___ Records supplied

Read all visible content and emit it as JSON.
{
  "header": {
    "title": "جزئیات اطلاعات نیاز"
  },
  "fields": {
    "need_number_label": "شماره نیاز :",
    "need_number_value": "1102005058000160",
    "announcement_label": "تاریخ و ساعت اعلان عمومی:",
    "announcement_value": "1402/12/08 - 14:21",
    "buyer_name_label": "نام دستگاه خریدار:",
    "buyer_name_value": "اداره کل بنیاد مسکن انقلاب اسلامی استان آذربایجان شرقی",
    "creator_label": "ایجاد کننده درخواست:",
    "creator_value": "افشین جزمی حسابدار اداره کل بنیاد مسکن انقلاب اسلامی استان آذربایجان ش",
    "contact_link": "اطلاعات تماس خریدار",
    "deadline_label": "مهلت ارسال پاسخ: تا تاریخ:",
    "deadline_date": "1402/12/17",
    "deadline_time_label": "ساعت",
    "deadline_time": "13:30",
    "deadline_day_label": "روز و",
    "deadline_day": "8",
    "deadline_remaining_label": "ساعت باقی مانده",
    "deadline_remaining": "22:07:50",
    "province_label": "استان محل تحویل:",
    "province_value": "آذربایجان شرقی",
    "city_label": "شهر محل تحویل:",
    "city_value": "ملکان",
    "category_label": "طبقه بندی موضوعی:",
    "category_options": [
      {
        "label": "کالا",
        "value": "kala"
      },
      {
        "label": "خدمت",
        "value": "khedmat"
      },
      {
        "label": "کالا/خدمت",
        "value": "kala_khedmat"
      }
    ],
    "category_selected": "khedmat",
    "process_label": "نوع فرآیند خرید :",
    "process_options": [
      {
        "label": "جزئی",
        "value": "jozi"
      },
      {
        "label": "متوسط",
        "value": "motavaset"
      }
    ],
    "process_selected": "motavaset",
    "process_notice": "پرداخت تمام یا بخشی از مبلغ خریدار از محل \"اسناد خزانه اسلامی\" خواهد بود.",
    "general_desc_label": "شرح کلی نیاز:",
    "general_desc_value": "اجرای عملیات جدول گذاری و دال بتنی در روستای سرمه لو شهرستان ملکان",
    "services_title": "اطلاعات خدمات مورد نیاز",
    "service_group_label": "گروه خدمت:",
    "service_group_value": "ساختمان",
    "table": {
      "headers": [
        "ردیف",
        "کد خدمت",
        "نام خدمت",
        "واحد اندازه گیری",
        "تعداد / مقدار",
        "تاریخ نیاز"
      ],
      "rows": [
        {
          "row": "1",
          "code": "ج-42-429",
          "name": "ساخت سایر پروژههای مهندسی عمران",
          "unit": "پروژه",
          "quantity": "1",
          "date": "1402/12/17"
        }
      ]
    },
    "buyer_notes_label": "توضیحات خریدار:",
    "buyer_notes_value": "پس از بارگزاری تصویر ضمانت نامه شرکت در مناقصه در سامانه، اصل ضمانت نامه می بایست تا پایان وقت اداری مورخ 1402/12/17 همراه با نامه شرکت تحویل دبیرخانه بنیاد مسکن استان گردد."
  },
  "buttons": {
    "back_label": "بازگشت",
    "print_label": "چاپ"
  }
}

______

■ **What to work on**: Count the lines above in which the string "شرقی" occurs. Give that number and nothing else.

■ **Written answer**: 2